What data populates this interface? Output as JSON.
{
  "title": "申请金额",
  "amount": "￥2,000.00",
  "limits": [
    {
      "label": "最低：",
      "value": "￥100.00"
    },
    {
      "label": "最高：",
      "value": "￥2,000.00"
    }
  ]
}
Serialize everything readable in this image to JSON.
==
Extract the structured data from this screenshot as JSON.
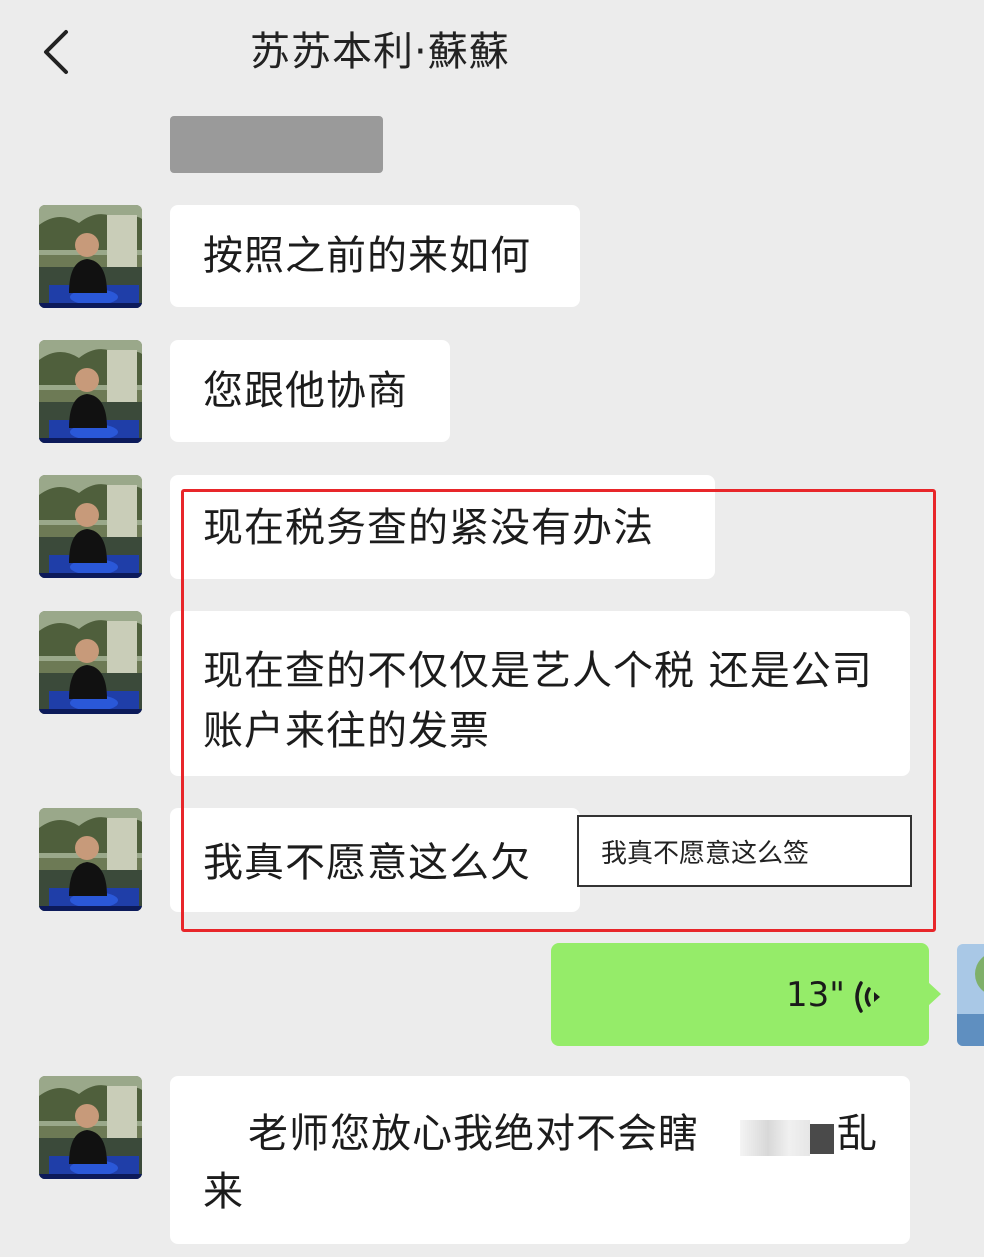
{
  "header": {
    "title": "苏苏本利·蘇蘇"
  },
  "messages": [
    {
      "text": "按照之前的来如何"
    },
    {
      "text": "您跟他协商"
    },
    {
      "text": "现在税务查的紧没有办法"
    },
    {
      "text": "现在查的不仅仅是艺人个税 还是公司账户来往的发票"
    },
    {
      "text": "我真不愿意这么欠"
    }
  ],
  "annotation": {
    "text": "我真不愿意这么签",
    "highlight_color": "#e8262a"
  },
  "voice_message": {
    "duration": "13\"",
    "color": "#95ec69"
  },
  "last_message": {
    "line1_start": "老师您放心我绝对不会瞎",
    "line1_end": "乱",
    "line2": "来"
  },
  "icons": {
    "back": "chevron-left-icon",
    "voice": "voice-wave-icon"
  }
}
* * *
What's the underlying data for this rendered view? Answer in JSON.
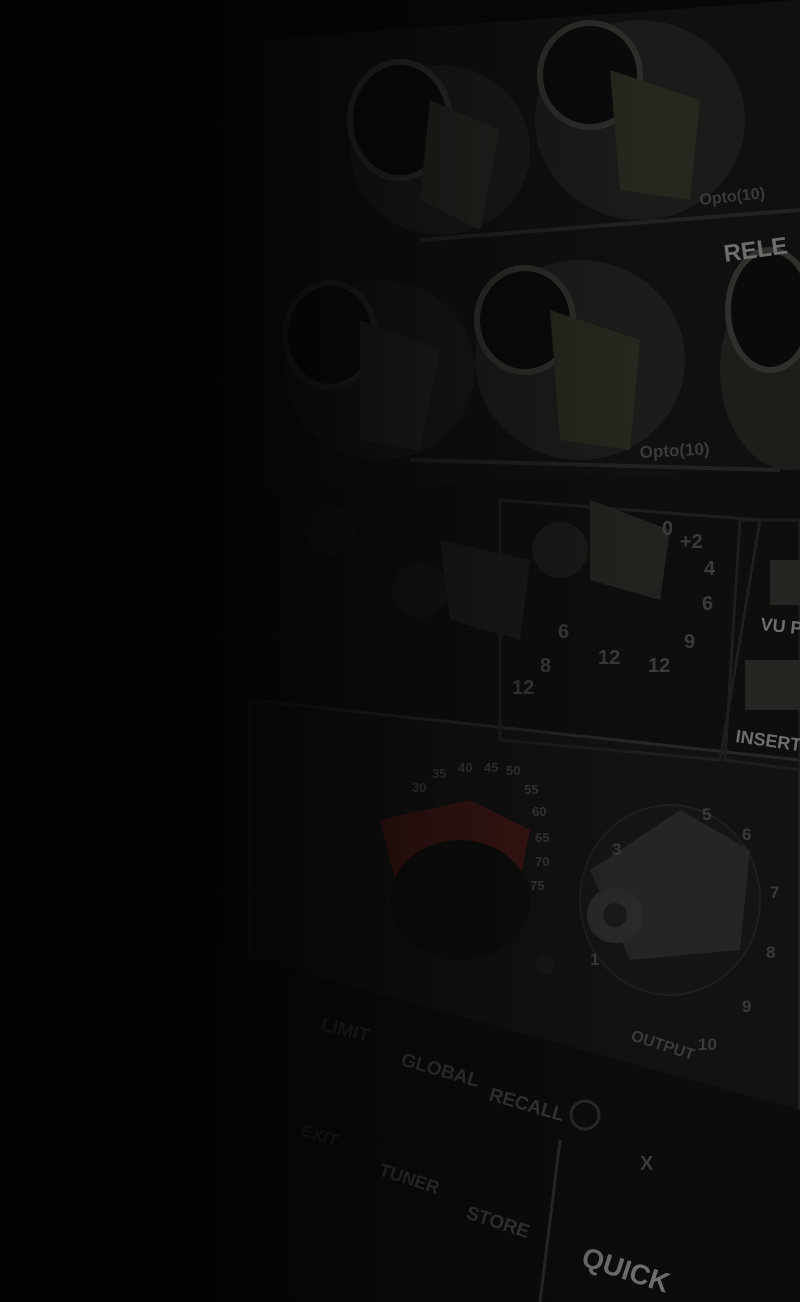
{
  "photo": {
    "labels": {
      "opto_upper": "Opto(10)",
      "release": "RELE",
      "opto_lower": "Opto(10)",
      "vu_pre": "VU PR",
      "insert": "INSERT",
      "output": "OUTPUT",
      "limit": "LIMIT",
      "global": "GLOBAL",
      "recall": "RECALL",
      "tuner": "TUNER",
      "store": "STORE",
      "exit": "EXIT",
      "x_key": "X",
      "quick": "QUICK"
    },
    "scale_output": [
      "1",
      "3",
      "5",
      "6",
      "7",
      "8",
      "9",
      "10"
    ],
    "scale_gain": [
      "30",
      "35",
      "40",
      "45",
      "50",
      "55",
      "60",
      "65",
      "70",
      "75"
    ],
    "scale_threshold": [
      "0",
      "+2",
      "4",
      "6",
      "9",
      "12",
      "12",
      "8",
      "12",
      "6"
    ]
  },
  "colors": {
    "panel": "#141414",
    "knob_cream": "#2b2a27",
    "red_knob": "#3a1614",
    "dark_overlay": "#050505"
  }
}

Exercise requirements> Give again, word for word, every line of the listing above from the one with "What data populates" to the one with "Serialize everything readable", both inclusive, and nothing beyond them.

Solution to the problem>
What data populates this interface? Output as JSON.
{
  "title": "申请金额",
  "amount": "￥2,000.00",
  "limits": [
    {
      "label": "最低：",
      "value": "￥100.00"
    },
    {
      "label": "最高：",
      "value": "￥2,000.00"
    }
  ]
}
Serialize everything readable in this image to JSON.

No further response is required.